Waiting for the U.N.
The Obama administration embraces international paralysis.
Apr 30, 2012, Vol. 17, No. 31 • By JOHN YOO
Though it poses a more difficult military problem, Iran presents the more direct legal case. Iran continues to defy U.N. Security Council resolutions demanding that it halt any work on nuclear weapons and ballistic missiles. It seems beyond doubt that Iran is pursuing nuclear weapons under cover of a peaceful civilian energy program in violation of the Nuclear Non-Proliferation Treaty. Tehran supports terror groups throughout the Middle East and it sells weapons and knowledge to other rogue states, such as North Korea and Syria. It has served as a base for insurgents who killed American soldiers in Iraq, Lebanon, and Saudi Arabia, and has plotted to kill a foreign ambassador on U.S. soil. Like the regimes in Syria and Libya, the mullahs in Iran feel little reluctance to oppress their people to stay in power.

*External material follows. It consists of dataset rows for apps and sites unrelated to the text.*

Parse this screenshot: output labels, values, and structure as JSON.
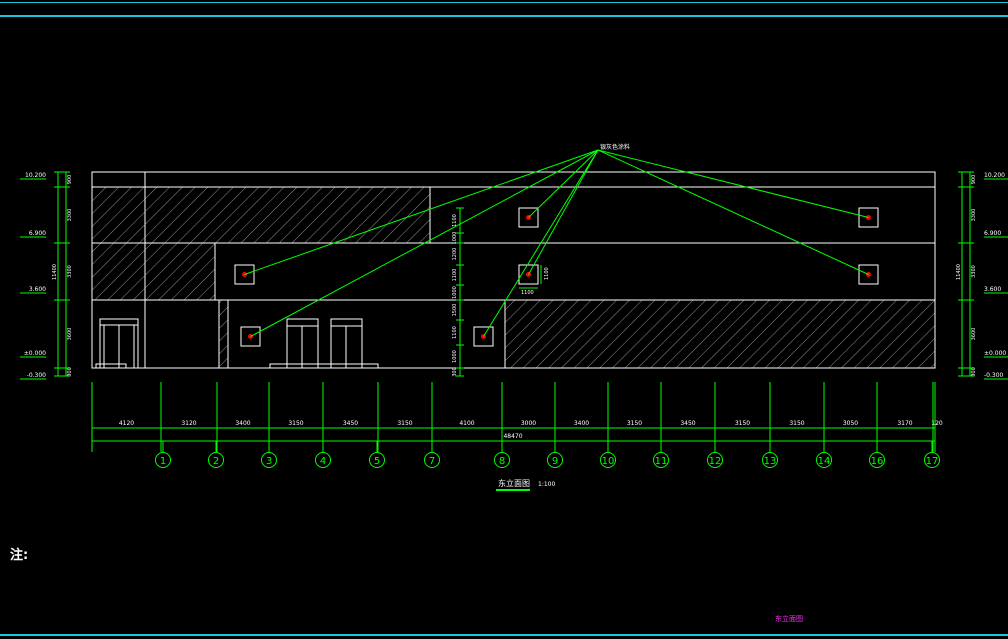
{
  "drawing": {
    "title": "东立面图",
    "scale": "1:100",
    "note_label": "注:",
    "sheet_label": "东立面图",
    "material_callout": "银灰色涂料",
    "total_length": "48470",
    "dimensions": [
      "4120",
      "3120",
      "3400",
      "3150",
      "3450",
      "3150",
      "4100",
      "3000",
      "3400",
      "3150",
      "3450",
      "3150",
      "3150",
      "3050",
      "3170",
      "120"
    ],
    "axes": [
      "1",
      "2",
      "3",
      "4",
      "5",
      "7",
      "8",
      "9",
      "10",
      "11",
      "12",
      "13",
      "14",
      "16",
      "17"
    ],
    "level_marks": [
      "10.200",
      "6.900",
      "3.600",
      "±0.000",
      "-0.300"
    ],
    "vertical_dims_outer": [
      "900",
      "3300",
      "3300",
      "3600",
      "300"
    ],
    "vertical_total": "11400",
    "vertical_dims_mid": [
      "1100",
      "1000",
      "1200",
      "1100",
      "1000",
      "1500",
      "1100",
      "1000",
      "300"
    ],
    "window_size": "1100"
  },
  "colors": {
    "line": "#ffffff",
    "dim": "#00ff00",
    "frame": "#18c8d8",
    "marker": "#ff0000",
    "sheet": "#ff30ff"
  }
}
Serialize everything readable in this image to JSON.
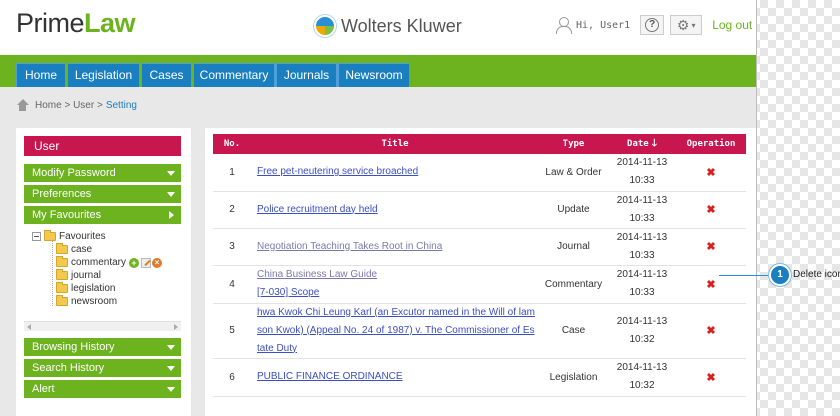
{
  "header": {
    "logo_part1": "Prime",
    "logo_part2": "Law",
    "brand": "Wolters Kluwer",
    "greeting": "Hi, User1",
    "help_glyph": "?",
    "gear_glyph": "⚙",
    "logout": "Log out"
  },
  "nav": {
    "tabs": [
      {
        "label": "Home"
      },
      {
        "label": "Legislation"
      },
      {
        "label": "Cases"
      },
      {
        "label": "Commentary"
      },
      {
        "label": "Journals"
      },
      {
        "label": "Newsroom"
      }
    ]
  },
  "breadcrumb": {
    "trail": "Home > User >",
    "current": "Setting"
  },
  "sidebar": {
    "title": "User",
    "modify_password": "Modify Password",
    "preferences": "Preferences",
    "my_favourites": "My Favourites",
    "tree": {
      "root": "Favourites",
      "folders": [
        "case",
        "commentary",
        "journal",
        "legislation",
        "newsroom"
      ]
    },
    "browsing_history": "Browsing History",
    "search_history": "Search History",
    "alert": "Alert"
  },
  "table": {
    "headers": {
      "no": "No.",
      "title": "Title",
      "type": "Type",
      "date": "Date",
      "operation": "Operation"
    },
    "rows": [
      {
        "no": "1",
        "title": "Free pet-neutering service broached",
        "type": "Law & Order",
        "date": "2014-11-13",
        "time": "10:33"
      },
      {
        "no": "2",
        "title": "Police recruitment day held",
        "type": "Update",
        "date": "2014-11-13",
        "time": "10:33"
      },
      {
        "no": "3",
        "title": "Negotiation Teaching Takes Root in China",
        "type": "Journal",
        "date": "2014-11-13",
        "time": "10:33"
      },
      {
        "no": "4",
        "title": "China Business Law Guide",
        "subtitle": "[7-030] Scope",
        "type": "Commentary",
        "date": "2014-11-13",
        "time": "10:33"
      },
      {
        "no": "5",
        "title_line1": "hwa Kwok Chi Leung Karl (an Excutor named in the Will of lam",
        "title_line2": "son Kwok) (Appeal No. 24 of 1987) v. The Commissioner of Es",
        "title_line3": "tate Duty",
        "type": "Case",
        "date": "2014-11-13",
        "time": "10:32"
      },
      {
        "no": "6",
        "title": "PUBLIC FINANCE ORDINANCE",
        "type": "Legislation",
        "date": "2014-11-13",
        "time": "10:32"
      }
    ],
    "delete_glyph": "✖"
  },
  "callout": {
    "number": "1",
    "text": "Delete icon"
  }
}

Fostering regime change in Iran would promote American interests and enhance global welfare. Iran seeks to export its fundamentalist revolution throughout the region. It stokes the Israel-Palestinian conflict. Its president promises to destroy Israel. It interferes with Iraq’s young democracy. It has threatened to close off the Strait of Hormuz, through which 40 percent of the world’s oil exports travels. It has attacked shipping in the Persian Gulf. A nuclear Iran could give the mullahs regional military superiority and immunity from American conventional attack, which would allow it to expand its support of terrorism and efforts to destabilize its neighbors.
But Republicans should draw a broader contrast with Obama’s foreign policy than just Syria and Iran. They should reject the idea that the United States’s right to protect its security, advance its interests, and foster international stability must pass a “global test” (as John Kerry put it in the 2004 elections). While the U.N. can certainly play a helpful role, it has not become the mechanism for collective security that President Franklin Roosevelt hoped for at the end of World War II. It has become an obstacle, rather than a handmaid, to international peace.
The U.N. Charter guarantees the “territorial integrity” and “political independence” of every nation. It doesn’t matter whether the member is a market democracy or a brutal dictatorship. Article 2(4) and 51 of the charter prohibits the use of force except in self-defense, which international officials and legal scholars generally believe prohibits war except when an attack has occurred or is imminent. The only solution to looming, but not immediate, threats to national security or global stability is to turn to the Security Council for help. Security Council approval, however, has produced mostly feebleness. The charter gives the United States, Great Britain, France, Russia, and China a veto over any Security Council decision. China and Russia oppose interference in what they consider “internal” affairs, such as the repression of political and economic freedoms by authoritarian regimes. They can usually be counted on to protect other nondemocratic regimes, as they did in Iraq in 2003 and have done so far in Syria.
Making the case for unilateral U.S. military action would only return us to the state of affairs that prevailed during the Cold War, when the Soviet Union prevented the United Nations from combating threats to global welfare. The United States waged war with the U.N.’s blessing in Korea (thanks to a Soviet boycott of the vote), the 1991 Gulf war, Somalia, and Haiti, but it would have acted without it. The United States acted on its own during the Cuban Missile Crisis, the Vietnam war, the 1980s interventions in Central America, Grenada, Libya, and Panama, covert operations in Afghanistan and other places during the Cold War, and Kosovo in the 1990s.
In these places, the United States did not just advance its own interests, it also benefited global welfare by containing the spread of communism and ending human rights catastrophes. By contrast, the U.N. offers the empty promise that it can police the world if nations give up their right to go to war. But the U.N. possesses no armed forces, has a crippled decision-making system, and lacks political legitimacy. As a defender of the status quo, the U.N. tries to prohibit efforts by the United States and its allies to spread democracy and capitalism and to stop nations from oppressing their own people. The U.N. has become obsolete: It was designed to stop the massive interstate conflicts of World Wars I and II, but the number of conflicts of this kind has dropped to some of the lowest levels since the Peace of Westphalia in 1648. Its bias for the status quo impedes solutions to the primary security threats of the 21st century: rogue nations, international terrorist groups, humanitarian disasters, and WMD proliferation.